The statement issued at the time strongly insinuated that that old and very clichéd chestnut of ‘musical differences’ was a prime factor in the split. What is certain though is that both parties seem to have emerged stronger. Gallows first post Carter album featuring his replacement, former Alexisonfire singer Canadian Wade McNeil, is a resounding success. The eponymous title is telling. This record is the mission statement of Gallows mark 2.
Gallows is the sound of the band distilled to its purest and most intense form. Over the course of a brutally efficient 32 minutes, the band channels all their aggression into a collection of urgent and vital rock songs. Wade McNeil is a seamlessly fit, his uncompromising holler is a stark contrast to Carter’s snarl and he adds a sense of careering chaos to the sharp and direct punk of Everybody Loves You (When You’re Dead) and Outsider Art.

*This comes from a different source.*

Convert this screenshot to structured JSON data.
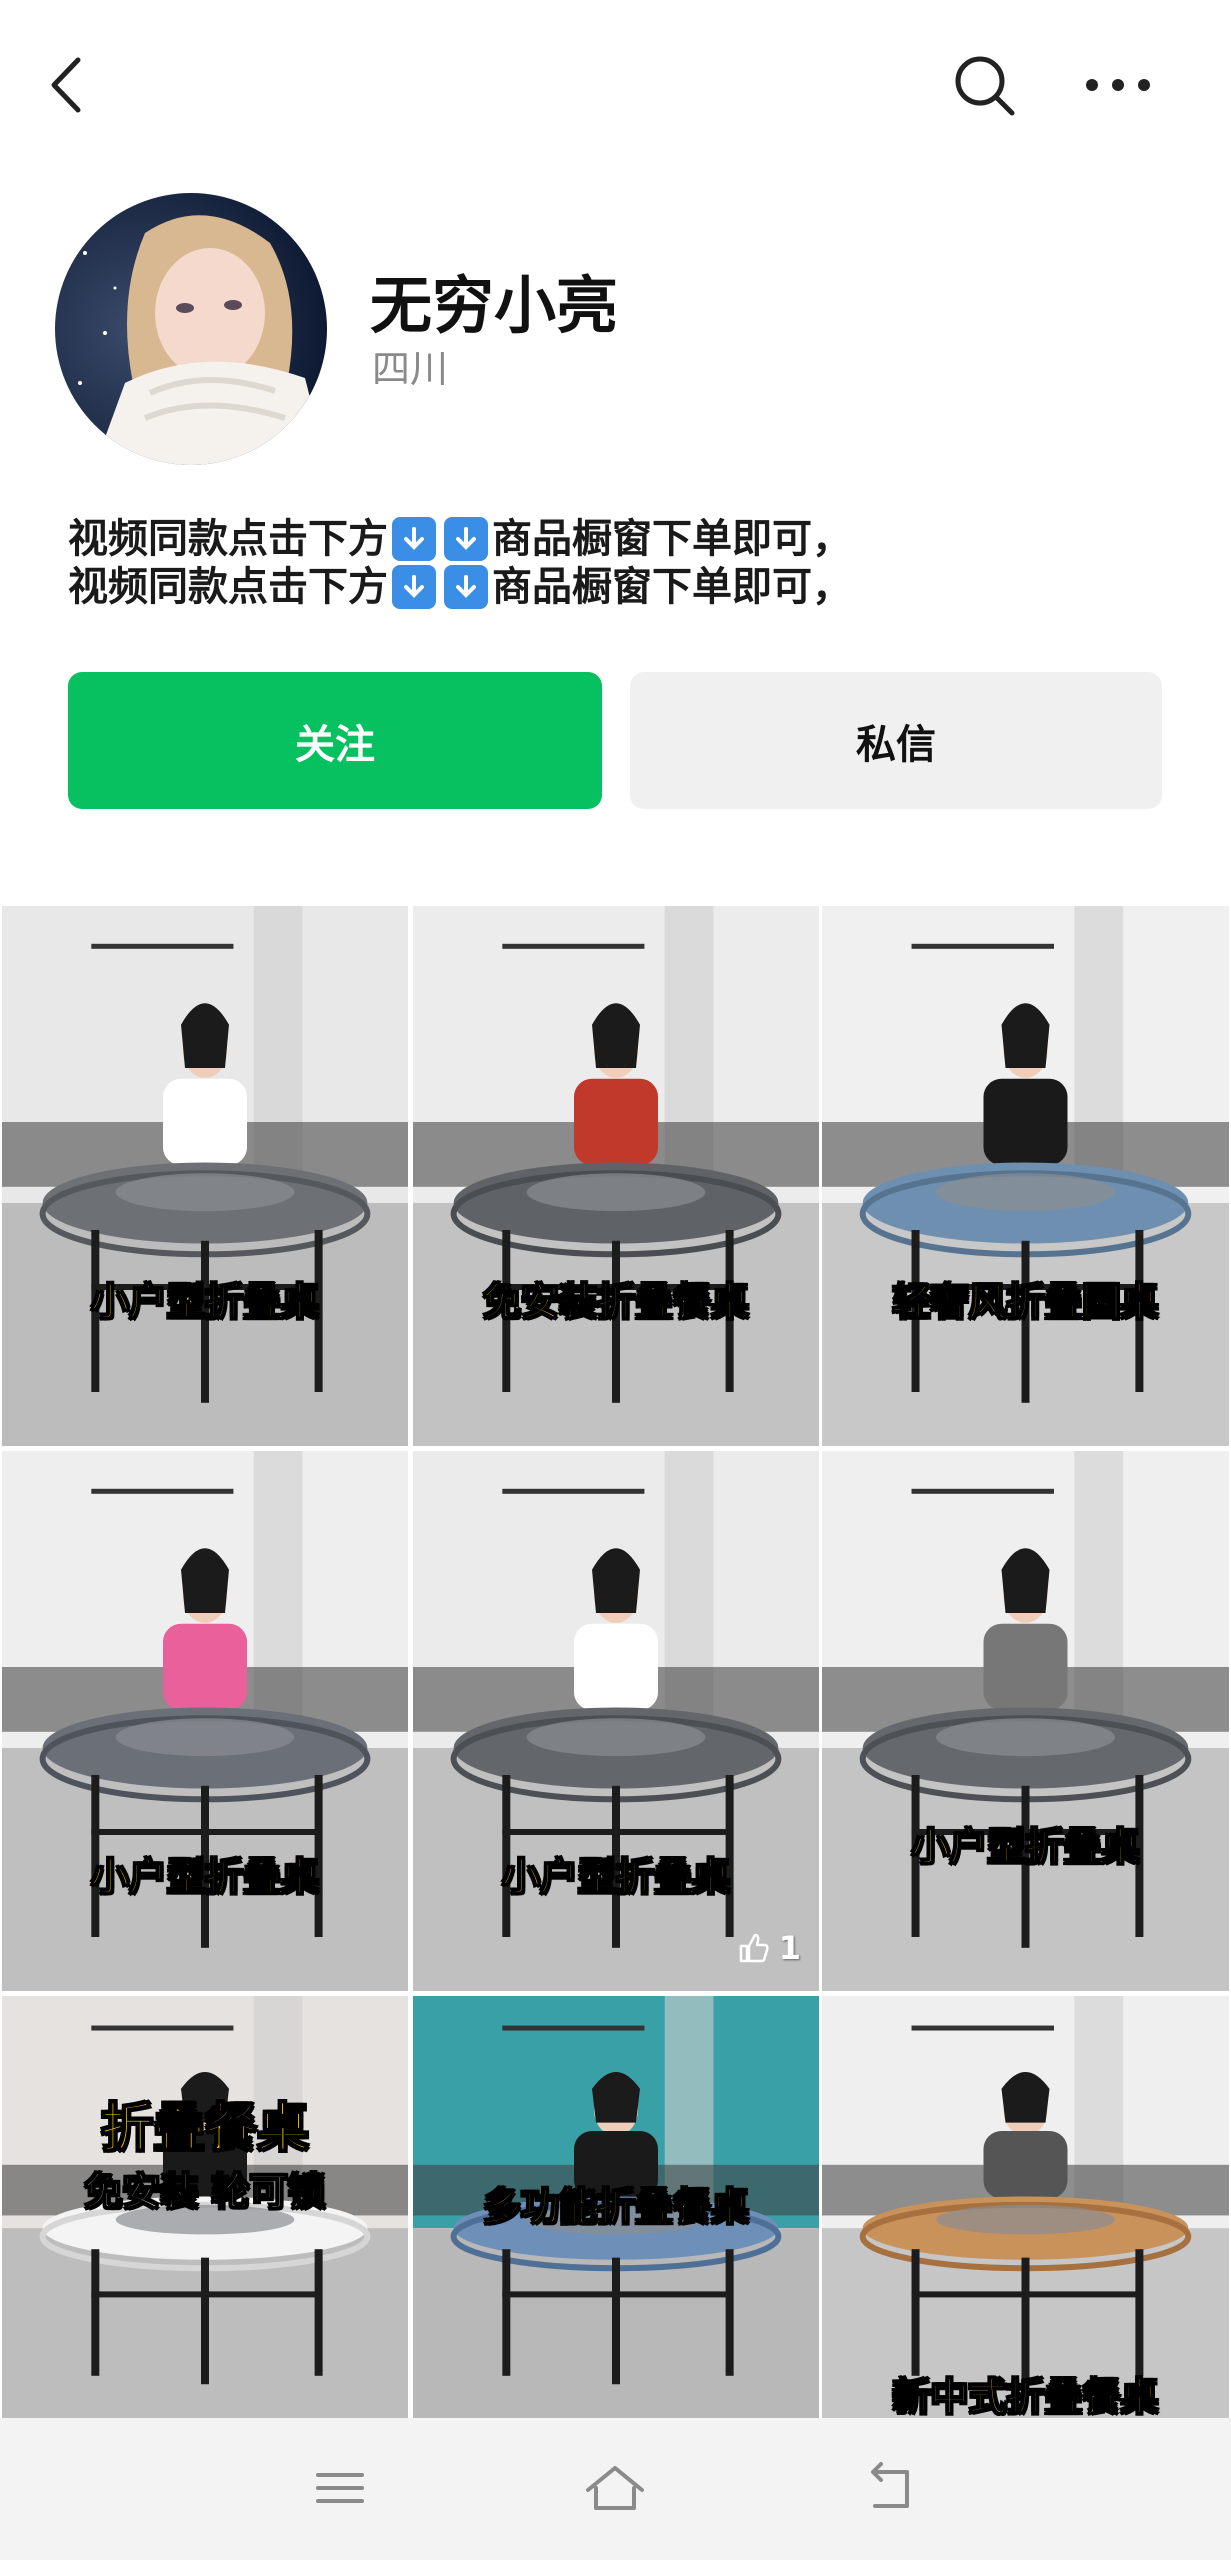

The album opens with a startling piece of doomy rock. Victim Culture is full of portent and malevolence. It is a hugely exciting opening statement. The racketing tension of the opening moments giving way to a white-hot eruption with McNeil howling lyrics like, “There’s no escape from the vicious circle we embrace.”
As well as a slight change back to a very straight ahead punk sound Gallows have also adapted their lyrical approach. The bands previous album Grey Britain was something of a dour political diatribe. A state of the nation address for a Britain on its last legs. The new Gallows have largely eschewed such political comment in favour of a more personal approach. The politics of the self is more prevalent on the likes of Odessa, which deals in an oblique statement: “End me in the black sea, scatter my ashes in the East”. Most importantly, there is a pleasing absence of the sort of sloganeering that became tiresome on their previous two albums.
There is one track that does have an overtly political theme but it is a track with a global outlook more far reaching than their previous insular British approach. Last June is a visceral beast of a song dealing directly and succinctly with the violent treatment of G20 protestors at a demonstration in Toronto in 2010. “Like the pride before the fall, they can’t arrest us all.”
It is testament to the quality of Gallows that you never once feel as if something is missing. It appears that Carter’s absence has spurred the rest of the band on to up their game and mention must be given to the excellent song writing skills of guitarist Laurent Barnard. Gallows may have been floundering during the last days of Frank Carter’s time with the band but this very impressive comeback is the sound of a band reinvigorated.